2018 Volume 127 Issue 4 Pages Cover04_01-Cover04_02
Lake Suwa (area: 12.8 km2, average water depth: 4.7 m) is a small lake located in central Japan, which is known for its mysterious phenomenon called Omiwatari in the winter season. When the lake freezes, shrinkage and expansion of the ice due to diurnal temperature variations causes an ice-cracking phenomenon Omiwatari, which was said to resemble a bridge crossing the lake. The ancient village people might have believed it to be the track of a god visiting a goddess on the opposite shore.
The dates of complete freezing and Omiwatari have been recorded by the Suwa shrine for the last 574 years since 1444. During a cold winter, Omiwatari would already have occurred by mid-December, whereas in a warm winter, it would be delayed until the end of February, or no Omiwatari would have occurred at all. In recent years, the occurrence frequency of Omiwatari phenomenon has been decreasing rapidly, probably due to global warming. In the most recent winter (2017-2018), we had very cold weather, and Omiwatari phenomenon occurred after the lake had almost completely frozen over. An Omiwatari viewing ceremony was held by “Yatsurugi” Shinto shrine priests on 5th February, and good harvests and a prosperous economy in this year were predicted by referring to the past documentary data for Omiwatari crossing routes.

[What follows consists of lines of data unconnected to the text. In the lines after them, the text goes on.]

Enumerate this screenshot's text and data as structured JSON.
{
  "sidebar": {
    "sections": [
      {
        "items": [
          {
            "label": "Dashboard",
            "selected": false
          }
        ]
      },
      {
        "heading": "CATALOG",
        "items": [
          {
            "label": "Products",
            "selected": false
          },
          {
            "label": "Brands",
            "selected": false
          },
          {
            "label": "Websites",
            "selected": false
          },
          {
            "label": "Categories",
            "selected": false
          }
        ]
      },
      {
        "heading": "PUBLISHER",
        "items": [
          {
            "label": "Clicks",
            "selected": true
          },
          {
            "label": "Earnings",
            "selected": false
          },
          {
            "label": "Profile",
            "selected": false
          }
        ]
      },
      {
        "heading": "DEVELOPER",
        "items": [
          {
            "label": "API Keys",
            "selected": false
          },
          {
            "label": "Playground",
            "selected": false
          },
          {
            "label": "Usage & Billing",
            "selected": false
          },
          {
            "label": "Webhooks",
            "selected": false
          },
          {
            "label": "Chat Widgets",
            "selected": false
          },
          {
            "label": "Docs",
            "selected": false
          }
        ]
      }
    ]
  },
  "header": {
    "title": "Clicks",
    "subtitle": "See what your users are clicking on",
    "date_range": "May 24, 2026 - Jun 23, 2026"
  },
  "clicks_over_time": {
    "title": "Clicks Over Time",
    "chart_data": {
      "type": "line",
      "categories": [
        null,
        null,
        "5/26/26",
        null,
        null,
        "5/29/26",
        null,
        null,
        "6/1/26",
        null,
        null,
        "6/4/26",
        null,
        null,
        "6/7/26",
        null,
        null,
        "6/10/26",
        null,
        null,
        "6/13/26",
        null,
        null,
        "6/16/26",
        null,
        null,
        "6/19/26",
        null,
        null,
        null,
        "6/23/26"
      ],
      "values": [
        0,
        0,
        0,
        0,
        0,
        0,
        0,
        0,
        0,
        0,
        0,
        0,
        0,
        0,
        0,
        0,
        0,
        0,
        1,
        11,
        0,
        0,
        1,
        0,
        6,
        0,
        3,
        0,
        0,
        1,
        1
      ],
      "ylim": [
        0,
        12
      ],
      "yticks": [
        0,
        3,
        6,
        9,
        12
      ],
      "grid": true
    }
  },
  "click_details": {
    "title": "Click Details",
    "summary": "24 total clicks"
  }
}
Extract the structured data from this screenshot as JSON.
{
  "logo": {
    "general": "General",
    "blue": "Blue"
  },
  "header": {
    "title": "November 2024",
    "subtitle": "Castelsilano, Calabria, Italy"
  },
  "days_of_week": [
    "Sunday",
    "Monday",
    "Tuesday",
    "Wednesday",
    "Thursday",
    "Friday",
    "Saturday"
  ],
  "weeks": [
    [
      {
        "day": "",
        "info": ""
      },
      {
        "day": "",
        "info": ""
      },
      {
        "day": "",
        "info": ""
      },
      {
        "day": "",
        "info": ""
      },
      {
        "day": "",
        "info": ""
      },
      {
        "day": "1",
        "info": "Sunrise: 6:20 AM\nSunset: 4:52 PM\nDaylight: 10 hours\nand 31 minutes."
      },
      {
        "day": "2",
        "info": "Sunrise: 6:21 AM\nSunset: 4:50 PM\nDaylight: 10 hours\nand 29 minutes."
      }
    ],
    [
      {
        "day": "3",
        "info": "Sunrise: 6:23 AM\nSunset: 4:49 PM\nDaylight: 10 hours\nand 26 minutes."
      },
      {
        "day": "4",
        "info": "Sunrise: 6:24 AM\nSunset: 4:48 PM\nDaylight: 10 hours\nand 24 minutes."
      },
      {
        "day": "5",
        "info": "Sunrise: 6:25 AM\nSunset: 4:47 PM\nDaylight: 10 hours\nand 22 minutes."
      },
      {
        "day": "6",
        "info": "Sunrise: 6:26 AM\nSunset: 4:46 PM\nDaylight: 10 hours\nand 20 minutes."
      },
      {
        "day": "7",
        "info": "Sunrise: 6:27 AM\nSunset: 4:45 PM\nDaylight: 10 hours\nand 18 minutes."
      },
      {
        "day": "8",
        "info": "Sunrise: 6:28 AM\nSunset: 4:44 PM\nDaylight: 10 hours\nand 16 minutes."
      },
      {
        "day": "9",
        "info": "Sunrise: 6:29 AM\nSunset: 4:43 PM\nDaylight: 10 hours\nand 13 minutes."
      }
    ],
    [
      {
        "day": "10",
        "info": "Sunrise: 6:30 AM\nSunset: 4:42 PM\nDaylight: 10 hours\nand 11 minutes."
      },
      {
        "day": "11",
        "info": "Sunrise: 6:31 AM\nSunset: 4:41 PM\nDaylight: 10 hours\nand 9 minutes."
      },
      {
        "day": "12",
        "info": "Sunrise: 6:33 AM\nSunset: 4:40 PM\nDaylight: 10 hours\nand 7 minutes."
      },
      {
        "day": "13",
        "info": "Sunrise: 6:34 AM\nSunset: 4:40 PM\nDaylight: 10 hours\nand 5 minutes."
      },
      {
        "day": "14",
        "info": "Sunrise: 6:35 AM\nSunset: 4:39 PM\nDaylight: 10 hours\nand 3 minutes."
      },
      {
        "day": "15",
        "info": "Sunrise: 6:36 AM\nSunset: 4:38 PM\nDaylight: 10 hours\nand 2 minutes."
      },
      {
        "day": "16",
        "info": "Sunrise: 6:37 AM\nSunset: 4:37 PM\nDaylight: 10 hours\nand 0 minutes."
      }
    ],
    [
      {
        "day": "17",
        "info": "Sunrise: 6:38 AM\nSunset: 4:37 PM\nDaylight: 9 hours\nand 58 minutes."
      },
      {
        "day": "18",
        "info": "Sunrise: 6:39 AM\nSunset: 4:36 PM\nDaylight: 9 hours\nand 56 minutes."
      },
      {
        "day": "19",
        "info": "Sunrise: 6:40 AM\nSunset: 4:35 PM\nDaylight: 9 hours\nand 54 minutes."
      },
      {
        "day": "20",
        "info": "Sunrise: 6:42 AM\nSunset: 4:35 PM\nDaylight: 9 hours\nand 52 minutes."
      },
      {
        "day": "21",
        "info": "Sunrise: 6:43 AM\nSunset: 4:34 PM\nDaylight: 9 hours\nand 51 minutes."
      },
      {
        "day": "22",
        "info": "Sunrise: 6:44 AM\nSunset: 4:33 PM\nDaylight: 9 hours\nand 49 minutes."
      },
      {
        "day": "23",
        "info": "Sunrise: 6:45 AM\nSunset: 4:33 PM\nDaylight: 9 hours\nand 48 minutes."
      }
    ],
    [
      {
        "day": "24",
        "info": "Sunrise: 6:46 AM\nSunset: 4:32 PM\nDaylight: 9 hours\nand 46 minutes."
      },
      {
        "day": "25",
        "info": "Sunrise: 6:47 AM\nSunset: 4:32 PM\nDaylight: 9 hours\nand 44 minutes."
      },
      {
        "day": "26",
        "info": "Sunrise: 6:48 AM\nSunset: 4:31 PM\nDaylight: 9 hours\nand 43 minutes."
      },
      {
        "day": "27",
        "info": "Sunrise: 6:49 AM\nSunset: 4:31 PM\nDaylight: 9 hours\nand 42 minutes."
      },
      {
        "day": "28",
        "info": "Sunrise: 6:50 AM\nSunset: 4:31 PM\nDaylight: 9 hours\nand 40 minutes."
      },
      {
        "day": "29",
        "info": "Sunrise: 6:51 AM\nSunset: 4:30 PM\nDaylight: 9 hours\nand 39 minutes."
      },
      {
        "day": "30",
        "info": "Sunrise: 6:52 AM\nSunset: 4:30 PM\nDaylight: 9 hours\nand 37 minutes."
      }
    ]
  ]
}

(Photograph taken by Kiyoshi MIYASAKA on January 31, 2018; Explanation: Takehiko MIKAMI)